» **WORK ORDER**
Word for word, the data below must be repeated in full; no picture is to be included.

** SOURCE DATA follows **

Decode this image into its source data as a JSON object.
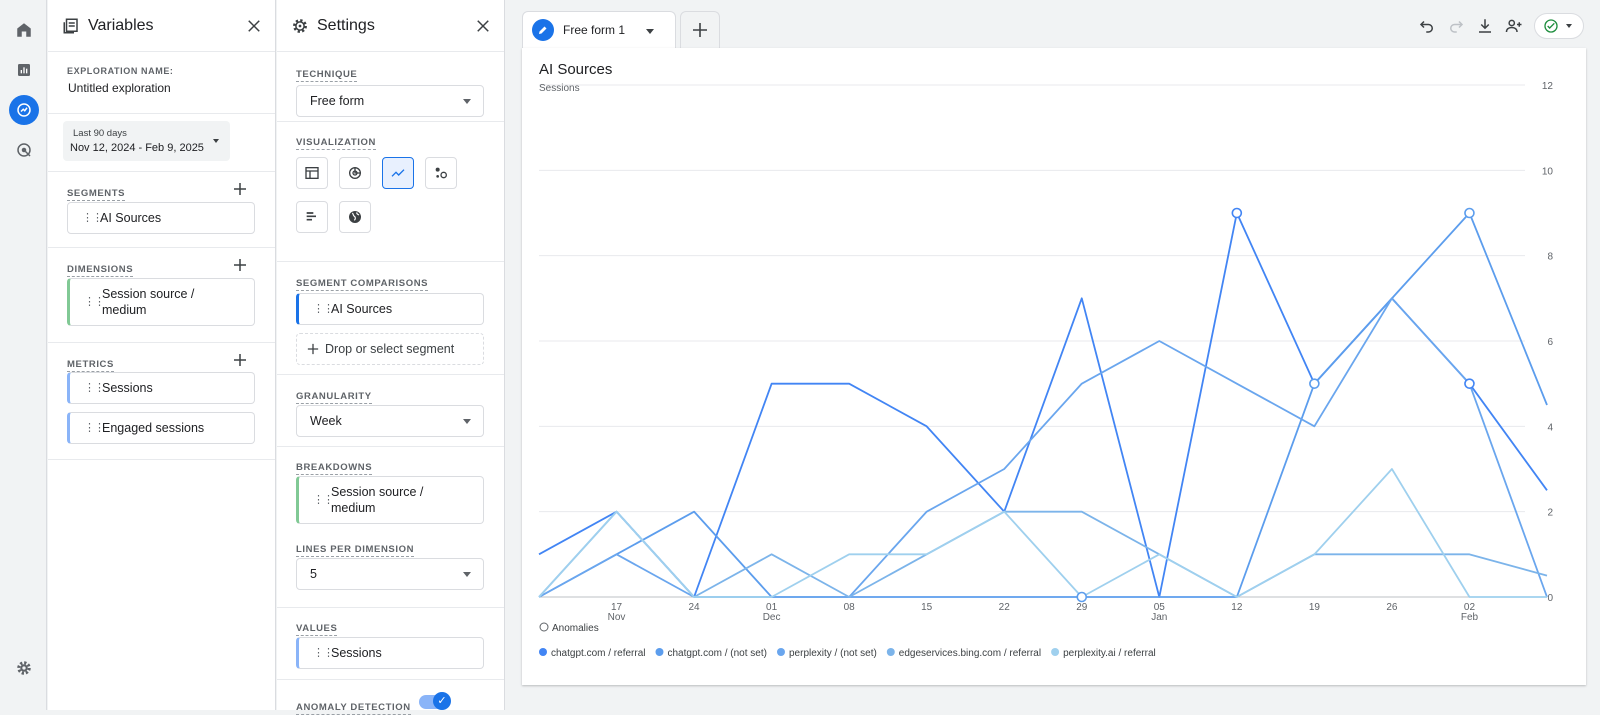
{
  "variables_panel": {
    "title": "Variables",
    "exploration_name_label": "EXPLORATION NAME:",
    "exploration_name": "Untitled exploration",
    "date_range_label": "Last 90 days",
    "date_range_value": "Nov 12, 2024 - Feb 9, 2025",
    "segments_label": "SEGMENTS",
    "segments": [
      "AI Sources"
    ],
    "dimensions_label": "DIMENSIONS",
    "dimensions": [
      "Session source /",
      "medium"
    ],
    "metrics_label": "METRICS",
    "metrics": [
      "Sessions",
      "Engaged sessions"
    ]
  },
  "settings_panel": {
    "title": "Settings",
    "technique_label": "TECHNIQUE",
    "technique_value": "Free form",
    "visualization_label": "VISUALIZATION",
    "segment_comparisons_label": "SEGMENT COMPARISONS",
    "segment_comparison": "AI Sources",
    "drop_segment": "Drop or select segment",
    "granularity_label": "GRANULARITY",
    "granularity_value": "Week",
    "breakdowns_label": "BREAKDOWNS",
    "breakdown_line1": "Session source /",
    "breakdown_line2": "medium",
    "lines_per_dimension_label": "LINES PER DIMENSION",
    "lines_per_dimension_value": "5",
    "values_label": "VALUES",
    "values_value": "Sessions",
    "anomaly_label": "ANOMALY DETECTION"
  },
  "tab": {
    "label": "Free form 1"
  },
  "chart_title": "AI Sources",
  "colors": {
    "accent": "#1a73e8",
    "series": [
      "#4285f4",
      "#5c9ded",
      "#6aa6ee",
      "#7cb4ea",
      "#9fd0ee"
    ]
  },
  "chart_data": {
    "type": "line",
    "title": "AI Sources",
    "ylabel": "Sessions",
    "ylim": [
      0,
      12
    ],
    "y_ticks": [
      "0",
      "2",
      "4",
      "6",
      "8",
      "10",
      "12"
    ],
    "x_labels": [
      {
        "top": "",
        "bottom": ""
      },
      {
        "top": "17",
        "bottom": "Nov"
      },
      {
        "top": "24",
        "bottom": ""
      },
      {
        "top": "01",
        "bottom": "Dec"
      },
      {
        "top": "08",
        "bottom": ""
      },
      {
        "top": "15",
        "bottom": ""
      },
      {
        "top": "22",
        "bottom": ""
      },
      {
        "top": "29",
        "bottom": ""
      },
      {
        "top": "05",
        "bottom": "Jan"
      },
      {
        "top": "12",
        "bottom": ""
      },
      {
        "top": "19",
        "bottom": ""
      },
      {
        "top": "26",
        "bottom": ""
      },
      {
        "top": "02",
        "bottom": "Feb"
      },
      {
        "top": "",
        "bottom": ""
      }
    ],
    "anomalies_label": "Anomalies",
    "series": [
      {
        "name": "chatgpt.com / referral",
        "values": [
          1,
          2,
          0,
          5,
          5,
          4,
          2,
          7,
          0,
          9,
          5,
          7,
          5,
          2.5
        ]
      },
      {
        "name": "chatgpt.com / (not set)",
        "values": [
          0,
          1,
          2,
          0,
          0,
          0,
          0,
          0,
          0,
          0,
          5,
          7,
          9,
          4.5
        ]
      },
      {
        "name": "perplexity / (not set)",
        "values": [
          0,
          1,
          0,
          0,
          0,
          2,
          3,
          5,
          6,
          5,
          4,
          7,
          5,
          0
        ]
      },
      {
        "name": "edgeservices.bing.com / referral",
        "values": [
          0,
          2,
          0,
          1,
          0,
          1,
          2,
          2,
          1,
          0,
          1,
          1,
          1,
          0.5
        ]
      },
      {
        "name": "perplexity.ai / referral",
        "values": [
          0,
          2,
          0,
          0,
          1,
          1,
          2,
          0,
          1,
          0,
          1,
          3,
          0,
          0
        ]
      }
    ],
    "anomaly_points": [
      [
        0,
        9
      ],
      [
        0,
        12
      ],
      [
        1,
        7
      ],
      [
        1,
        10
      ],
      [
        1,
        12
      ]
    ]
  }
}
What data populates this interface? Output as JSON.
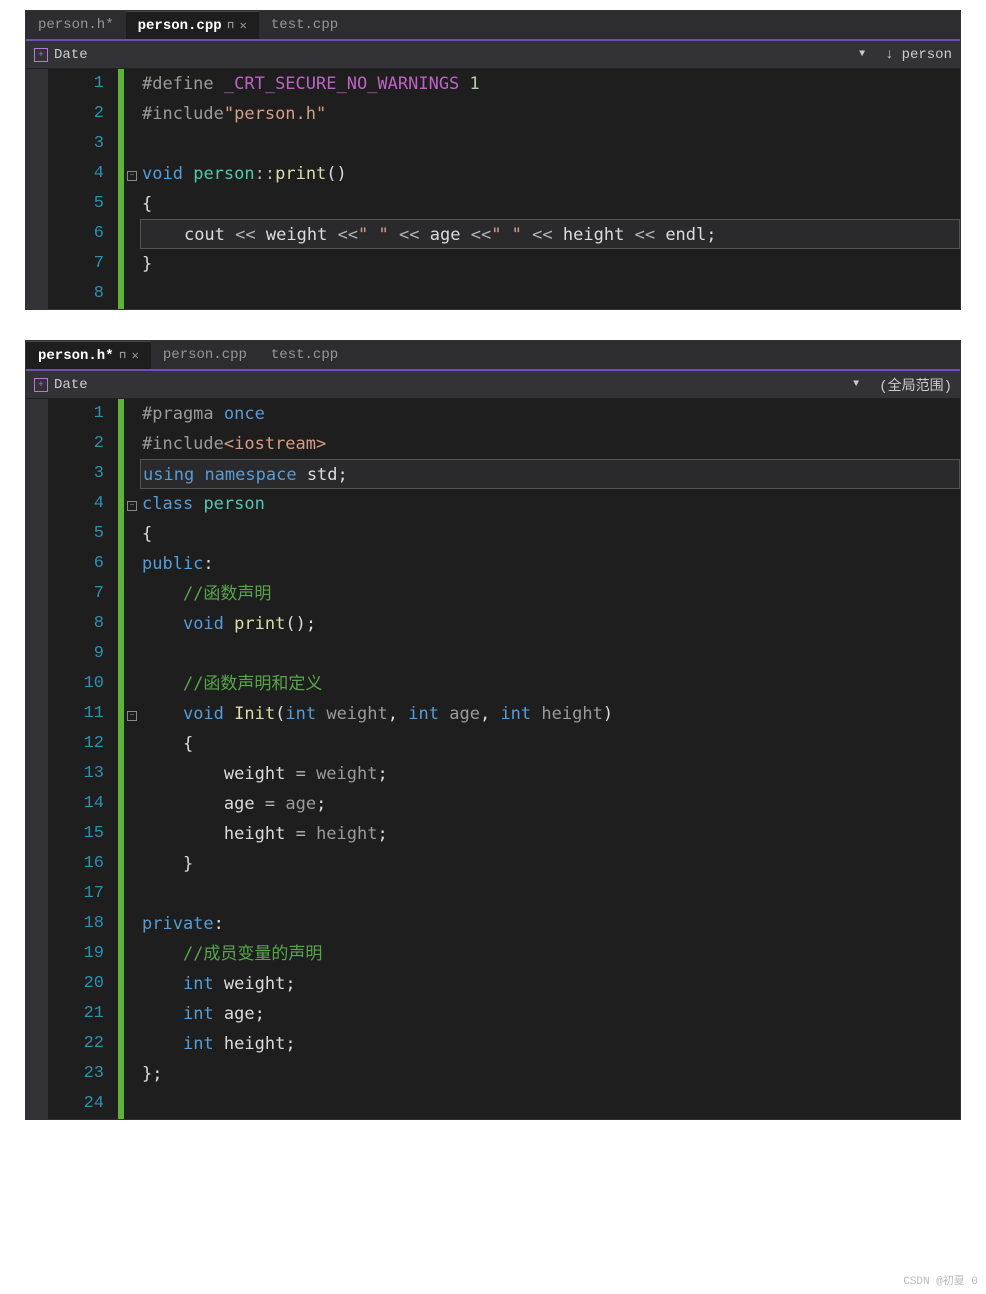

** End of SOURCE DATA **

» **COMPLETED EXERCISE**
Decode this image into its source data as a JSON object.
{
  "variables_panel": {
    "title": "Variables",
    "exploration_name_label": "EXPLORATION NAME:",
    "exploration_name": "Untitled exploration",
    "date_range_label": "Last 90 days",
    "date_range_value": "Nov 12, 2024 - Feb 9, 2025",
    "segments_label": "SEGMENTS",
    "segments": [
      "AI Sources"
    ],
    "dimensions_label": "DIMENSIONS",
    "dimensions": [
      "Session source /",
      "medium"
    ],
    "metrics_label": "METRICS",
    "metrics": [
      "Sessions",
      "Engaged sessions"
    ]
  },
  "settings_panel": {
    "title": "Settings",
    "technique_label": "TECHNIQUE",
    "technique_value": "Free form",
    "visualization_label": "VISUALIZATION",
    "segment_comparisons_label": "SEGMENT COMPARISONS",
    "segment_comparison": "AI Sources",
    "drop_segment": "Drop or select segment",
    "granularity_label": "GRANULARITY",
    "granularity_value": "Week",
    "breakdowns_label": "BREAKDOWNS",
    "breakdown_line1": "Session source /",
    "breakdown_line2": "medium",
    "lines_per_dimension_label": "LINES PER DIMENSION",
    "lines_per_dimension_value": "5",
    "values_label": "VALUES",
    "values_value": "Sessions",
    "anomaly_label": "ANOMALY DETECTION"
  },
  "tab": {
    "label": "Free form 1"
  },
  "chart_title": "AI Sources",
  "colors": {
    "accent": "#1a73e8",
    "series": [
      "#4285f4",
      "#5c9ded",
      "#6aa6ee",
      "#7cb4ea",
      "#9fd0ee"
    ]
  },
  "chart_data": {
    "type": "line",
    "title": "AI Sources",
    "ylabel": "Sessions",
    "ylim": [
      0,
      12
    ],
    "y_ticks": [
      "0",
      "2",
      "4",
      "6",
      "8",
      "10",
      "12"
    ],
    "x_labels": [
      {
        "top": "",
        "bottom": ""
      },
      {
        "top": "17",
        "bottom": "Nov"
      },
      {
        "top": "24",
        "bottom": ""
      },
      {
        "top": "01",
        "bottom": "Dec"
      },
      {
        "top": "08",
        "bottom": ""
      },
      {
        "top": "15",
        "bottom": ""
      },
      {
        "top": "22",
        "bottom": ""
      },
      {
        "top": "29",
        "bottom": ""
      },
      {
        "top": "05",
        "bottom": "Jan"
      },
      {
        "top": "12",
        "bottom": ""
      },
      {
        "top": "19",
        "bottom": ""
      },
      {
        "top": "26",
        "bottom": ""
      },
      {
        "top": "02",
        "bottom": "Feb"
      },
      {
        "top": "",
        "bottom": ""
      }
    ],
    "anomalies_label": "Anomalies",
    "series": [
      {
        "name": "chatgpt.com / referral",
        "values": [
          1,
          2,
          0,
          5,
          5,
          4,
          2,
          7,
          0,
          9,
          5,
          7,
          5,
          2.5
        ]
      },
      {
        "name": "chatgpt.com / (not set)",
        "values": [
          0,
          1,
          2,
          0,
          0,
          0,
          0,
          0,
          0,
          0,
          5,
          7,
          9,
          4.5
        ]
      },
      {
        "name": "perplexity / (not set)",
        "values": [
          0,
          1,
          0,
          0,
          0,
          2,
          3,
          5,
          6,
          5,
          4,
          7,
          5,
          0
        ]
      },
      {
        "name": "edgeservices.bing.com / referral",
        "values": [
          0,
          2,
          0,
          1,
          0,
          1,
          2,
          2,
          1,
          0,
          1,
          1,
          1,
          0.5
        ]
      },
      {
        "name": "perplexity.ai / referral",
        "values": [
          0,
          2,
          0,
          0,
          1,
          1,
          2,
          0,
          1,
          0,
          1,
          3,
          0,
          0
        ]
      }
    ],
    "anomaly_points": [
      [
        0,
        9
      ],
      [
        0,
        12
      ],
      [
        1,
        7
      ],
      [
        1,
        10
      ],
      [
        1,
        12
      ]
    ]
  }
}
What data populates this interface? Output as JSON.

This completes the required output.